There was more to that match that he was perhaps not aware of at the time although he recognized the influence of Florestan’s dam, the great mare and international champion Roquepine. She carried an X-factor double to Intermede and Belle Poule as did her dam Jalna IV to the older Belle Poule as well as to Perce Neige. A powerhouse maternal line indeed behind an incredible performer for her day who beat the best trotters in North America in the International Trot at Yonkers.

But Rainer Engelke’s work back in 2009 was just beginning. With Etta Extra as his foundation mare at his newly bought farm in France he sought out crosses that would bring back her Stars Pride and Speedy Crown bloodlines. Her second foal by Cezio Josselyn did the trick being by a son of Armbro Goal, a Speedy Crown son with a Stars Pride line dam. But that was not the key in producing Kamera Bourbon, the second dam of Face Time Bourbon. She went on to race and earn over 196,000 Euro and the secret ingredient to her success as a racemare was likely the dam of her sire named Quezira tracing back to Belle Poule as well as having a maternal line to the old Belle Poule making her also an x-factor double to the principal source of that legacy in France. Quezira is the second dam of the exceptional mare Belina Josselyn and the maternal line of several other stars such as Uza Josselyn, and Fleche Bourbon who is inbred maternally to Quezira and a recent winner of the prestigious Prix de President de la Republique  for monte trotters.

Etta Extra was subsequently bred to Love You and produced a 1.5 million Euro winner and Prix d`Amerique contestant in Qualita Bourbon. That success inspired Engelke to breed Kamera Bourbon to LoveYou and why not because he carries both Speedy Crown and Stars Pride across his pedigree. What perhaps he did not know again was that the dam of Love You is also an x-factor double to Belle Poule as well as carrying the maternal influences of both Gladys and Perce Neige. An added bonus is Love You’s North American maternal line that goes back to a daughter of San Francisco plus another source to American Star.

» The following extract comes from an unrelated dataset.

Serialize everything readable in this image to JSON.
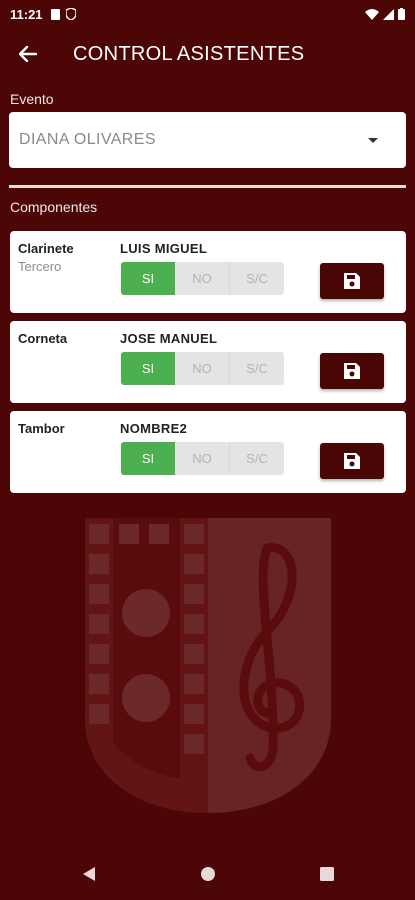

As Rainer Engelke said in his interview about Etta Extra prior to the 2009 Prix d'Amerique in which his mare Qualita Bourbon, a three quarter sister to the dam of  Face Time Bourbon, finished third. She too has Speedy Crown and Stars Pride across her pedigree in addition, of course to the maternal doubles to Belle Poule and other X-factor sources.

At every opportunity I try to create that in my breedings. Now that I have had several years of breeding experience I can tell you what to do. It is very simple. You have to double up on the best American blood with the best French blood. That is to say double up on Florestan, double up on Speedy Crown, as well as Fandango and Chambon P. Double up in the mare and also with the stallion. If you do that you have a chance to have, from time to time, a good horse.

Myself, I believe it is necessary to look at the sixth – seventh generation. Jean-Pierre Dubois says you have to stop at the third. But for me I don’t think that is enough. If the pedigree is well filled throughout, you increase your chances. If there is a hole you take the risk of falling through it.”

Inbred maternally to both Speedy Crown and Florestan, by a sire inbred to Florestan and from a mare inbred to Speedy Crown with a maternal line full of great champions on two continents. There are obviously no holes present in Face Time Bourbon.